Home > Law > DePaul Journal of Sports Law > Vol. 16 > Iss. 1
This paper intends to inform and avail instructors of pedagogical approaches proven effective in winter sports environments, specifically in the sport of snowboarding, that we suggest may be particularly effective in teaching business law to non-law students in undergraduate business programs. We join other scholars in examining the approach to teaching business law to non-law students in an effort to develop the knowledge and skills necessary to manage the “dynamic and untidy” legal issues that business professionals deal with, while mitigating the difficult and confusing subject matter and pedagogy associated with business law courses. Broadly speaking, teaching requires the acquisition of skills and knowledge; teaching law, the practice of law, and snowboarding are no different.
Undergraduate business law courses are an essential accompaniment to the suite of curricula associated with various majors within business schools, such as management, accounting, economics and supply chain. It is particularly important for business school students to develop and retain skills and knowledge associated with legal studies for several reasons. Students’ exposure to legal studies concepts is typically limited, yet the topics are critical for developing the conceptual skill to understand and work within the broader business environment. A basic understanding of business law can help managers make sound business decisions, and in the wake of corporate scandals over the last twenty years, an awareness of the legal environment of business is ever more urgent. One important way that business law courses develop students’ knowledge and conceptual skills is through the critical thinking required to identify legal issues in cases presented and to apply abstract legal concepts to the management of those legal issues. This is often a difficult challenge for students; mastery requires high-impact learning experiences and significant applied practice. The same can be said of snowboarding knowledge and skills. A snowboard instructor can talk about snowboarding with a new athlete, but the athlete can only learn how to snowboard by the significant applied practice of snowboarding.
Business law instruction is similar to snowboarding instruction in a number of other, more specific ways. In both domains, it is critical that students receive frequent instruction on how to perform relevant skills and feedback on performance to improve at their craft. The learning curve is steep for both business law and snowboarding students – concepts are often not intuitive, they can be overwhelming, and it can be a frustrating and painful process. A common reason that snow sports enthusiasts give for avoiding snowboarding is the steep and often physically painful learning curve that must be endured.

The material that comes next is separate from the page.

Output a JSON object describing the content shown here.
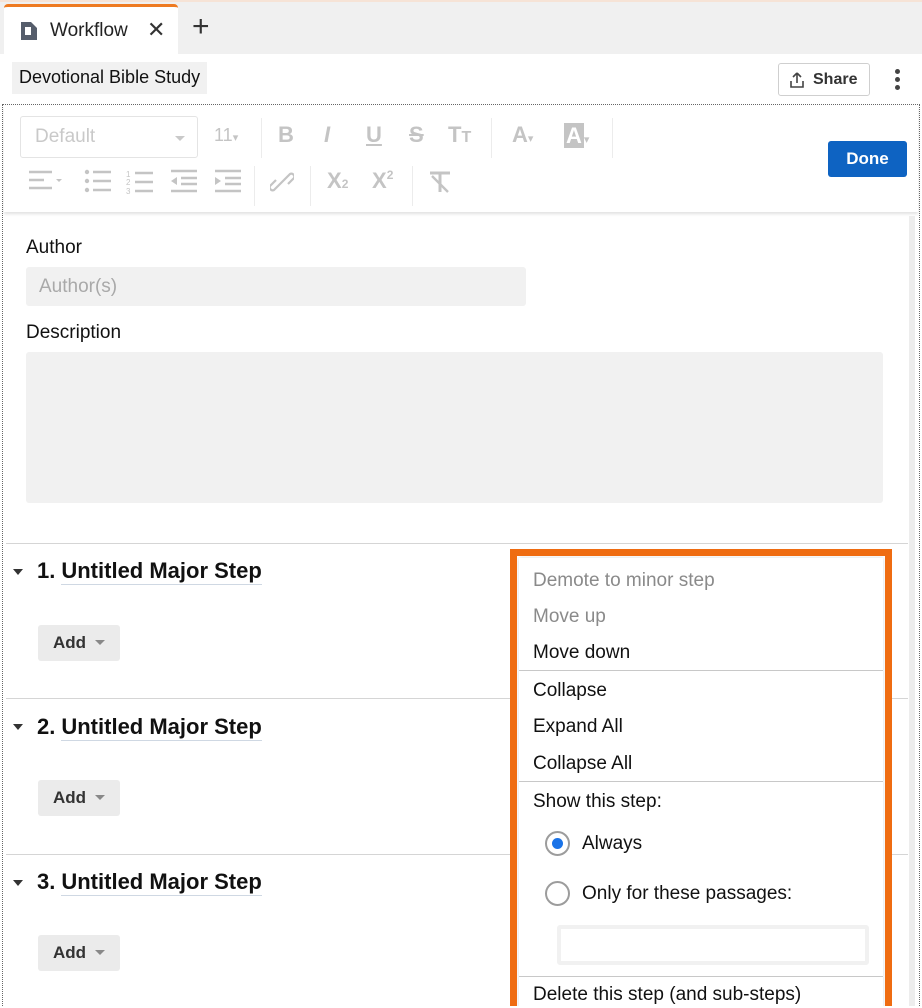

In undergraduate business law courses, students are given background for the cases they study, yet spillover from law school pedagogy often means that business law instructors are hesitant to engage in high-touch practices that lead to internalized learning. Snowboard pedagogy provides several key insights into learning involving a shift from transmitting knowledge to facilitating active learning. We believe these insights have the potential to enhance dramatically student learning of business law concepts.

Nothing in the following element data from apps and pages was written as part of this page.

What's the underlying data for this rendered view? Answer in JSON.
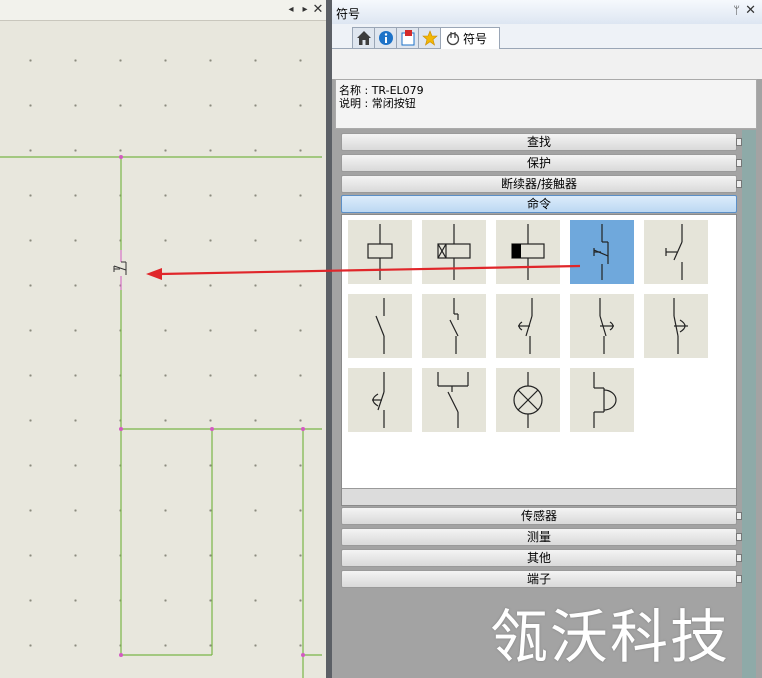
{
  "canvas": {
    "nav_prev": "◂",
    "nav_next": "▸",
    "close": "✕"
  },
  "panel": {
    "title": "符号",
    "pin": "ᛘ",
    "close": "✕",
    "tabs": [
      {
        "icon": "home-icon"
      },
      {
        "icon": "info-icon"
      },
      {
        "icon": "library-icon"
      },
      {
        "icon": "star-icon"
      },
      {
        "icon": "symbol-icon",
        "label": "符号"
      }
    ],
    "info": {
      "name_line": "名称 : TR-EL079",
      "desc_line": "说明 : 常闭按钮"
    },
    "categories_top": [
      "查找",
      "保护",
      "断续器/接触器"
    ],
    "active_category": "命令",
    "categories_bottom": [
      "传感器",
      "测量",
      "其他",
      "端子"
    ],
    "selected_symbol": 3,
    "symbols": [
      {
        "icon": "coil-icon"
      },
      {
        "icon": "coil-crossed-icon"
      },
      {
        "icon": "coil-filled-icon"
      },
      {
        "icon": "nc-pushbutton-icon"
      },
      {
        "icon": "no-pushbutton-icon"
      },
      {
        "icon": "switch-contact-icon"
      },
      {
        "icon": "switch-latched-icon"
      },
      {
        "icon": "switch-turn-icon"
      },
      {
        "icon": "switch-turn-right-icon"
      },
      {
        "icon": "switch-rotary-icon"
      },
      {
        "icon": "switch-pull-icon"
      },
      {
        "icon": "switch-bracket-icon"
      },
      {
        "icon": "lamp-icon"
      },
      {
        "icon": "mushroom-button-icon"
      }
    ]
  },
  "watermark": "瓴沃科技",
  "colors": {
    "wire": "#7ab648",
    "node": "#d25bc1",
    "arrow": "#e0262a",
    "selection": "#6fa8dc"
  }
}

In this paper, we explore snow-sport pedagogy, snowboarding in particular, to gather specific insights into how to improve business law instruction in business schools. We first present a brief background describing the dominant paradigm in business law education, drawing from select scholarly literature on legal studies education in business, and then introduce sport and snow-sport pedagogy, including connections to legal studies pedagogy. We then turn specifically to snowboarding pedagogy, discussing how the development of the field generated specific pedagogical approaches in response to the nature of snowboarding as a sport. In particular, snowboard instructors have proven to be innovative and encouraged to disrupt pedagogical boundaries. Here, we offer specific core insights from snowboard pedagogy and how they may be applied to business law instruction.
Jennifer S. Anderson, David W. Read, Konrad S. Lee & John Linford,
Insights from Snowboard Pedagogy for the Legal Studies Instructor,
DePaul J. Sports L. & Contemp. Probs.
Available at: https://via.library.depaul.edu/jslcp/vol16/iss1/10